Flashcards in Media Law: 10 Reporting restrictions concerning children Deck (24):
over what age can a child be prosecuted?
- 10 years old
- can become subject of child safety order
reporting children's names before case comes to court
- allowed to publish names of any juveniles involved
- BUT NOT if contempt of court
- AND NOT if sexual offence
what can journalists do in Youth Courts?
- allowed access (public not)
- NO reporting identity of youths on trial UNLESS Home Secretary lifts reporting ban
what info might lead to ID?
- any details identifying child
- adults involved in the case which might reveal ID of children
name legislation restricting Youth Court reporting
- s49 Children & Young Persons Act 1933
situations in which s49 restrictions might be lifted
- avoiding injustice (e.g. another kid wrongly publicly ID'd as defendant)
- helps to trace suspect
- after conviction (if in public interest)
situations in which ID after conviction likely
- persistent or serious offender
- offence affected large number of people
- to help limit further criminal activity
situations in which lifting restrictions NOT preferable
- ID might lead to harm of defendant / family
- defendant very young or vulnerable
- defendant sorry and prepared to take responsibility
- ID'ing defendant might ID victim
when is s49 automatically lifted?
- when defendant turns 18
- can also write about previous Youth Court appearances
rules about children in adult courts (e.g. there's an adult co-defendant)
- allowed to clear court to make less intimidating (should establish video link for journalists)
- s39 Children and Young Persons Act 1933
- court can order NO reporting of anything ID'ing child
JSB guidelines on s39 orders
- good reason (apart from age alone)
- onus lies with requesting party to show there is good reason

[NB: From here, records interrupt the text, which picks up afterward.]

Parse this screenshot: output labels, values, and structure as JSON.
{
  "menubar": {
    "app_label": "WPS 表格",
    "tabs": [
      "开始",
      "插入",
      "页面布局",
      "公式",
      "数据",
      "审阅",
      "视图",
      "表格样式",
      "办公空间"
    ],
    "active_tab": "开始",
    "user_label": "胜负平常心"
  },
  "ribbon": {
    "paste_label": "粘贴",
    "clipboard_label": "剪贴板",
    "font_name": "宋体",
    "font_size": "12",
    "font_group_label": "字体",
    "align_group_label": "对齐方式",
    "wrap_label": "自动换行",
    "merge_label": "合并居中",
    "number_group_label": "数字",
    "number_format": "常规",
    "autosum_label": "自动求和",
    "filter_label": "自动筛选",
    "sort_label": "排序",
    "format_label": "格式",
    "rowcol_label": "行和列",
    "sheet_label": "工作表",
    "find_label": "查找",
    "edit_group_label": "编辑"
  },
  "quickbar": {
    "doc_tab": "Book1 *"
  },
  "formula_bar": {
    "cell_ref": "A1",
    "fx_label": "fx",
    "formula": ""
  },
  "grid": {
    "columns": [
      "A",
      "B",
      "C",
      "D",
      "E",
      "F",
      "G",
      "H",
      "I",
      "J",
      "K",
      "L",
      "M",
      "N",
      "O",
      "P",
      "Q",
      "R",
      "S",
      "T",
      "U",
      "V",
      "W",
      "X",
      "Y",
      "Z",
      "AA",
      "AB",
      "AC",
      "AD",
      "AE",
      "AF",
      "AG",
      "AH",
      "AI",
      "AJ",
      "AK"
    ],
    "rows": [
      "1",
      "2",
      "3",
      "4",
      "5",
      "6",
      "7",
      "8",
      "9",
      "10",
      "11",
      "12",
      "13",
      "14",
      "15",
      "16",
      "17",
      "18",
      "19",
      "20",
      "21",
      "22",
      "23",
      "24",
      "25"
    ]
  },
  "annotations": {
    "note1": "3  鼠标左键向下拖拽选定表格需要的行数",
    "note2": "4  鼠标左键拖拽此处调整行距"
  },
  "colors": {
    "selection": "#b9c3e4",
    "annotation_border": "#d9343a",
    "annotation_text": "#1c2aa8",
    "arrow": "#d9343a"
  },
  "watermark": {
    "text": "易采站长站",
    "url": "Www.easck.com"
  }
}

- balance welfare of child with public interest
- age and effect of labelling a criminal should be taken into account
- Article 10 HRA
considerations when imposing s39 order
- age and damaging effect of being labelled a criminal
- courts' duty to protect children
- deterrent of public shaming
- public interest
s39 orders to protect family
- generally NOT allowed
- except: defendant's rehabilitation is affected
- except: family member suffer trauma above normal levels
JSB guidelines on very young children
- less likely to be aware of / affected by publicity, so s39 not as relevant
guidelines on naming dead children
- generally fine
- shouldn't affect living children
limits of s39
- children not 'concerned in' courts
- anything before criminal proceedings (i.e. trial) starts
- children involved in other court cases (though obvs the other court can impose one for that case)
who counts as being 'concerned in' courts
the awkward situation of protecting adult defendants
- naming an adult can lead to ID'ing a child
- courts have guidelines, but it's generally left up to press to avoid breaking laws
- e.g. changing 'incest' to more vague 'sexual offence'
do paedos' children get s39 protection?
- no they do not
issuing a s39 order: CLARITY
- ensure the specific children covered are made very clear
- draw up written copy ASAP, allowing journalists access
- include reference order in court lists
what does Ofcom say about children and crime?
- take care to regard vulnerable position of young witnesses/victims/defendants
what does PPC say?
- take care to regard vulnerable young witnesses/victims
- should not restrain the reporting of a crime
do we need to know about ASBOs?
- I don't think so...